Further instructions on creating and working with PDF/X-1a can be found at and Set up files for Adobe InDesign and Quark Xpress can be downloaded at

Tips and Hints



Always create PDF/X-1a

Whenever possible follow the guidelines set out by the PPA at

Download the latest profiles from

Whenever possible use preset files available at or ask your printer



If you are using the Adobe Creative Suite create a CSF file and use Adobe Bridge to apply the CSF to all your Adobe applications. The settings below are a good generic starting point or you can download from

Check you have the correct trim and bleed size

Ensure that your document is in the CMYK colour space (with spot colours if required)

Ensure that any placed images and graphics in the CMYK colour space

Common Mistakes


Most PDF errors can be easily avoided by following the pass4press guidelines. Utilise the downloadable presets in combination with the correct colour profile for the job. Even though pass4press v10 concentrates on InDesign CS4 and QuarkXPress 8, older versions of both can export PDF/X-1a. You can also make a PDF/X-1a file from a PostScript file – something that can be created on any computer with a PostScript driver and a copy of Adobe Distiller installed. If you’re using a non-standard app, try and match the guidelines in this brochure as closely as you can, but be realistic about the software you’re using: no matter how hard you try, a print PDF is going to be difficult to create from some packages.


PDF/X Errors

If you have a PDF which hasn’t been output to the PDF/X-1a standard it can look like it’s riddled with problems. Just re-exporting with the PDF/X-1a box ticked will usually remove most of the errors.
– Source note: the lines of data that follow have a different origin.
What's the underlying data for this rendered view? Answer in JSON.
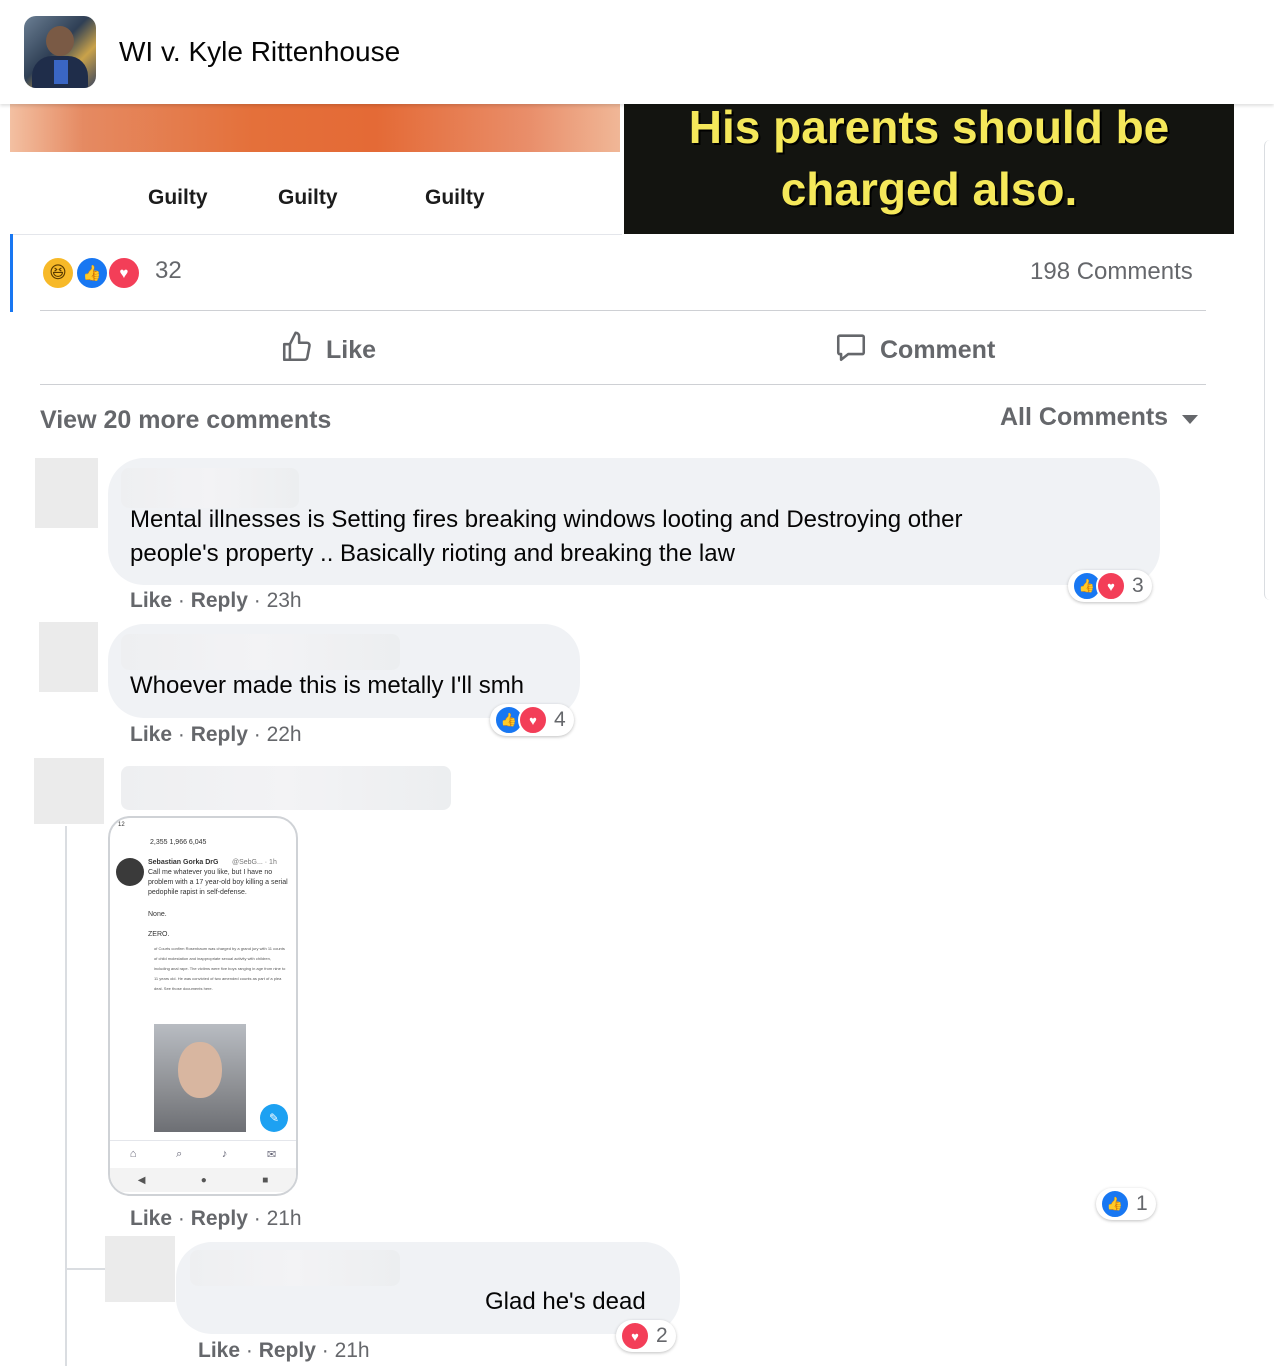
{
  "header": {
    "title": "WI v. Kyle Rittenhouse",
    "avatar_icon": "group-avatar"
  },
  "post_image": {
    "left_labels": [
      "Guilty",
      "Guilty",
      "Guilty"
    ],
    "right_text": [
      "His parents should be",
      "charged also."
    ]
  },
  "reactions": {
    "count": "32",
    "icons": [
      "haha-icon",
      "like-icon",
      "love-icon"
    ],
    "comments_count": "198 Comments"
  },
  "actions": {
    "like": "Like",
    "comment": "Comment"
  },
  "comments_header": {
    "view_more": "View 20 more comments",
    "filter": "All Comments"
  },
  "comments": [
    {
      "text_line1": "Mental illnesses is Setting fires breaking windows looting and Destroying other",
      "text_line2": "people's property .. Basically rioting and breaking the law",
      "like": "Like",
      "reply": "Reply",
      "time": "23h",
      "reaction_count": "3"
    },
    {
      "text": "Whoever made this is metally I'll smh",
      "like": "Like",
      "reply": "Reply",
      "time": "22h",
      "reaction_count": "4"
    },
    {
      "like": "Like",
      "reply": "Reply",
      "time": "21h",
      "reaction_count": "1",
      "screenshot": {
        "stats": "2,355   1,966   6,045",
        "author": "Sebastian Gorka DrG",
        "handle": "@SebG... · 1h",
        "tweet": "Call me whatever you like, but I have no problem with a 17 year-old boy killing a serial pedophile rapist in self-defense.",
        "none": "None.",
        "zero": "ZERO.",
        "quote": "of Courts confirm Rosenbaum was charged by a grand jury with 11 counts of child molestation and inappropriate sexual activity with children, including anal rape. The victims were five boys ranging in age from nine to 11 years old. He was convicted of two amended counts as part of a plea deal. See those documents here."
      }
    },
    {
      "text": "Glad he's dead",
      "like": "Like",
      "reply": "Reply",
      "time": "21h",
      "reaction_count": "2"
    }
  ],
  "colors": {
    "like_blue": "#1877f2",
    "love_red": "#f33e58",
    "haha_yellow": "#f7b928",
    "bubble": "#f0f2f5",
    "meta_gray": "#65676b"
  }
}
The Output Intent is a key part of creating a PDF/X-1a and has to be there for the file to be valid, even though it is in effect just informational. A PDF/X-1a contains ‘flat’ CMYK: the Output Intent field tells the receiver what profile you used to export the PDF and how its content was theoretically prepared; it demonstrates that you’ve followed the correct spec. The Output Intent is set in the Output tab in InDesign or via the Output Colour Setup in XPress. When you open the PDF/X-1a in Acrobat and view the Output Preview, the Output Intent profile is displayed by default at the top of the window.
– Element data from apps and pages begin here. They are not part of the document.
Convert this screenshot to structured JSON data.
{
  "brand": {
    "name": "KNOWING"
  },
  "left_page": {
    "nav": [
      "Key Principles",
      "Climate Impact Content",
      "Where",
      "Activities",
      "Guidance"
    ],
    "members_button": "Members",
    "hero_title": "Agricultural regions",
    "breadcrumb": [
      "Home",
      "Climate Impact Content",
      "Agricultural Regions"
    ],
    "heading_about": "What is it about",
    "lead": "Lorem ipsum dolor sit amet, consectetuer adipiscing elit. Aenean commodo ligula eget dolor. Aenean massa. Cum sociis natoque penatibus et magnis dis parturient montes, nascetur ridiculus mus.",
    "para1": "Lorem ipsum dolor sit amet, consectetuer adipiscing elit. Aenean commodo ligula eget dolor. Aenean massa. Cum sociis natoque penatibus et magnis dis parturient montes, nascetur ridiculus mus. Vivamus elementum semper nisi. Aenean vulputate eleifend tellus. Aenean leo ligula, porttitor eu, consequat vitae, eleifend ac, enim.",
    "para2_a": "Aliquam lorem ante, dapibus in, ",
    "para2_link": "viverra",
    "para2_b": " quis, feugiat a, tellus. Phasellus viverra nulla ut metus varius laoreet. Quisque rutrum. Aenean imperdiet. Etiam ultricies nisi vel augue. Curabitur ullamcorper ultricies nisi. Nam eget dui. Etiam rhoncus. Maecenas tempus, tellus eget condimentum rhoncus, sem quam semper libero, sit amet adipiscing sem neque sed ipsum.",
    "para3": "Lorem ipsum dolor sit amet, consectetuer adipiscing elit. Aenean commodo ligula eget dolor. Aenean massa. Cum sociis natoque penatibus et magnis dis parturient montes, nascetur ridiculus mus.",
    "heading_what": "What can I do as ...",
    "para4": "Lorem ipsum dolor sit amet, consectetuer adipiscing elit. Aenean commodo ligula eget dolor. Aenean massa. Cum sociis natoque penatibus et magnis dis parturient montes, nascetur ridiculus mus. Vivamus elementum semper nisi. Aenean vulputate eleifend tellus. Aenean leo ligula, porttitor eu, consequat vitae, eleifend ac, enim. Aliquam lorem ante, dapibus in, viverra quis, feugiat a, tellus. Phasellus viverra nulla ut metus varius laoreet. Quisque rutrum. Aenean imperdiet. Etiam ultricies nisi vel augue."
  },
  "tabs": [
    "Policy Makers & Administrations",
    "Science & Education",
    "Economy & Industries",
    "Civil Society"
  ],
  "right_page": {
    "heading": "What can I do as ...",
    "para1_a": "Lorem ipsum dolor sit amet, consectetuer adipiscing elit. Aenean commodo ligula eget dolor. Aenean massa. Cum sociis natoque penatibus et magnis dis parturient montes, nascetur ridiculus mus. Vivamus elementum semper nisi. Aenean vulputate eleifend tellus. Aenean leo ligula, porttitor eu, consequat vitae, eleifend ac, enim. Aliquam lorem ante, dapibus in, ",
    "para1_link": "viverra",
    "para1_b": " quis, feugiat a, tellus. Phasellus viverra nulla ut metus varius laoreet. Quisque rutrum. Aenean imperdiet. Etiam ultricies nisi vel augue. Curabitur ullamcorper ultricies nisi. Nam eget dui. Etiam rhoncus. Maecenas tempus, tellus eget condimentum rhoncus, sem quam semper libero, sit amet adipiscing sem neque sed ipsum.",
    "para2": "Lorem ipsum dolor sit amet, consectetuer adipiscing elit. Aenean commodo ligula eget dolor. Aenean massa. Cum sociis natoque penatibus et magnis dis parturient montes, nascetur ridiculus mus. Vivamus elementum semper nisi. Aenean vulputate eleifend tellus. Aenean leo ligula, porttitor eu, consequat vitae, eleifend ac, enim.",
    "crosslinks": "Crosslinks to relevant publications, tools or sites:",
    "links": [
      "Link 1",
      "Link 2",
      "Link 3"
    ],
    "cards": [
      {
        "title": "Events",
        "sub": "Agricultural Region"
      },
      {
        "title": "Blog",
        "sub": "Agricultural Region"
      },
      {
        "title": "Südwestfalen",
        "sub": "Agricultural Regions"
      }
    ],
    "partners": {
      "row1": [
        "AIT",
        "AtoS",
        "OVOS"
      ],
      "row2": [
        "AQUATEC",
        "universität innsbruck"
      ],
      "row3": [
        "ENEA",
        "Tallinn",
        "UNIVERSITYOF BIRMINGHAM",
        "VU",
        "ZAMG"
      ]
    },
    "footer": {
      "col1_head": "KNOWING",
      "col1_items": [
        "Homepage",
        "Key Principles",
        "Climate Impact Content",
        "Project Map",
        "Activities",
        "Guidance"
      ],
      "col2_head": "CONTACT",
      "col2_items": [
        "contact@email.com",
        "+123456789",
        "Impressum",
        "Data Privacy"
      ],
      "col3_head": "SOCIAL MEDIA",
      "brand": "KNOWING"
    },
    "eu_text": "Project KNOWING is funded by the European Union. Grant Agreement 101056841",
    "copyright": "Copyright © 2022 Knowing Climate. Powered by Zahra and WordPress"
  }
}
Document Creation

Incorrect Page Size Information

  • A fundamental problem: the page size must be accurate from the start. Bleed must be set to allow for movement on press: extend out elements around the edge of the page into the bleed area to avoid unseemly white edges should a shift occur at trim stage.

Insufficient Offset of Crop marks
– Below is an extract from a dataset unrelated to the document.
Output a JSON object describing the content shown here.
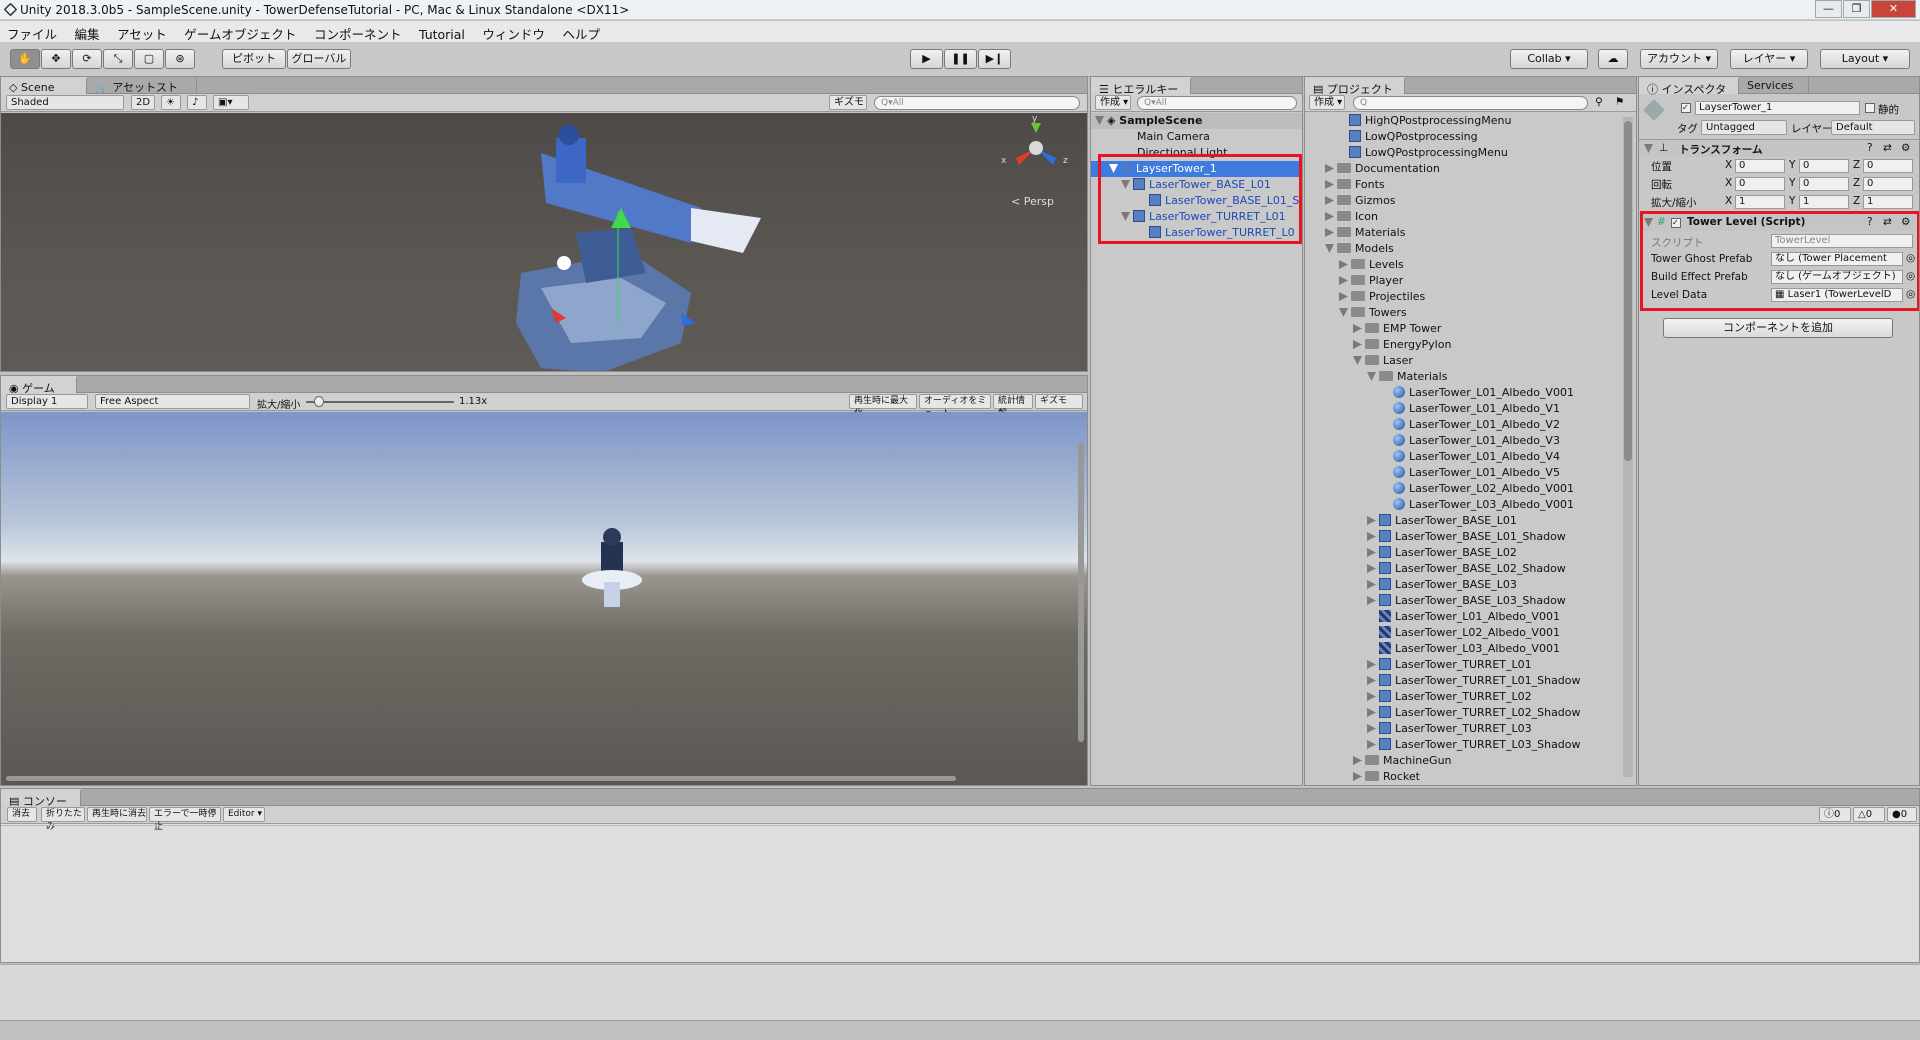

  • Crop marks should be set well outside the bleed area, to avoid becoming visible.

Strokes Too Thin

  • Most presses are simply unable to print very thin lines, so pay attention to publishers’ specs.

Fonts Not Embedded

  • The smooth output of text is always better when produced from the original font rather than the rasterised text (ie, turned into a bitmap image). For licensing reasons fonts can’t be freely transferred in an extractable format; embedding fonts in a PDF is a one-way method of making sure all the fonts used on a page are available for reproduction at maximum quality. If fonts are missing or unavailable, they are typically exchanged for Courier, which will not only ruin a design, but upset designers.

Overprint / knockout Objects

  • Be sure to use the tools in XPress and InDesign to check for these problems, which can typically cause text to disappear (or appear). The best approach is to avoid altering trapping options, but rather let experts at the printers handle it.